It explores the role of clinical, institutional, social and personal relationships in developing a framework for describing quality in community-based undergraduate medical education.

 

The model

This model describes four key relationships, the four Rs, in which the medical student must be immersed to facilitate high quality learning.

  • These four Rs are the relationships between
  • clinicians and patients;
  • health service and university research;
  • government and community; and
  • personal principles and professional expectations.

The model is proposed as a valid framework for articulating the important principles in CBME, and describes why community-based medical and health care education is such an attractive alternative, and why relationships do matter.

 

How does it work?

The axes are interdependent. The quality of the whole is more than the sum of the parts when they are integrated with integrity. The relationships are represented by the four intersecting axes of the diagram:

 

The Clinical Axis

Symbiosis - the social axis

The first R describes the curriculum facilitating the student's entry into the doctor-patient or healthcare professional-patient relationship.

Ward-based and short-term community attachments may not allow students to get to know either the patients or their supervisors in any depth.

An extended apprenticeship-style community based attachment where students gain a respected hands-on role in the health team and are mentored by generalist role models can give students a privileged welcome to 'their' patients and increase their clinical confidence.

Ideally the learning should be from all members of the health care team.

 

The Institutional Axis

Students’ experiences in clinical settings are heavily influenced by the relationships between medical and health care schools or universities and their health service partners.

These relationships see the University and health service provide a team based approach, giving the student the opportunity to not only learn the curriculum, but put it into effective practice.

The key concept in a university health service relationship is that of ‘authentic supported learning’: the health service provides the context for authentic learning, whilst the University or school provides organisational and teaching support to the student in their learning.

 

The Social Axis

A symbiotic approach challenges clinical education to become embedded in the real world, to be visible, relevant, supported and accountable to the community and its representatives.

The relationship between the Community with its own needs and desire for active involvement, and the Government, providing policies and financial support, is fundamental to achieving a symbiotic curriculum and meeting the learning needs of students.

 

The Personal/Professional Axis

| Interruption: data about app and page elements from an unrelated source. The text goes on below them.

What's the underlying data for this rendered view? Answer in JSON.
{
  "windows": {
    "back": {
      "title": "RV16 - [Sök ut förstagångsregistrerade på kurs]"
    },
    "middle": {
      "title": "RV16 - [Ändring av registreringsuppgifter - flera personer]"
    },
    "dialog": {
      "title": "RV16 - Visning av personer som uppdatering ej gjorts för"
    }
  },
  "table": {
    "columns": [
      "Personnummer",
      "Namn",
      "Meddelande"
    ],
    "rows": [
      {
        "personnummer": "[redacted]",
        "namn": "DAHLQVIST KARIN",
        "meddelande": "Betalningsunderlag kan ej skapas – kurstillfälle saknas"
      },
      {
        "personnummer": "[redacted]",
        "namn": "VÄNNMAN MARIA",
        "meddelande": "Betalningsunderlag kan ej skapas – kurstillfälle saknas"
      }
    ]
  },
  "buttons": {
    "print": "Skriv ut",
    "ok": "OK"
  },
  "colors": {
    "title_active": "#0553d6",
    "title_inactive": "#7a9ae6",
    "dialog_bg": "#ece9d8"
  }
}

Symbiosis - personal - professional axis Balancing personal and family priorities with the expectations and patients and colleagues has been shown to have adverse effects on the wellbeing of both healthcare professionals and students.

Students need to grow emotionally, especially in the way they approach their own capacity for error. This cannot be learnt from textbooks.

It requires a student to be stimulated to learn ethics, morals and values by being confronted by the frequent conflict between their own ideals and theories and how they see medicine practised in real life.

This learning is facilitated when students are able to participate actively in the ongoing decision-making for 'their' patients within extended community-based attachments. In this situation they often become their patient's advocate.

In a community setting they have the opportunity to develop far less hierarchical relationships with both their supervising clinicians and their patients. They can interact in non-clinical settings such as shopping centres and sporting clubs.

 

Flinders RHSA ''Rural Day'' activities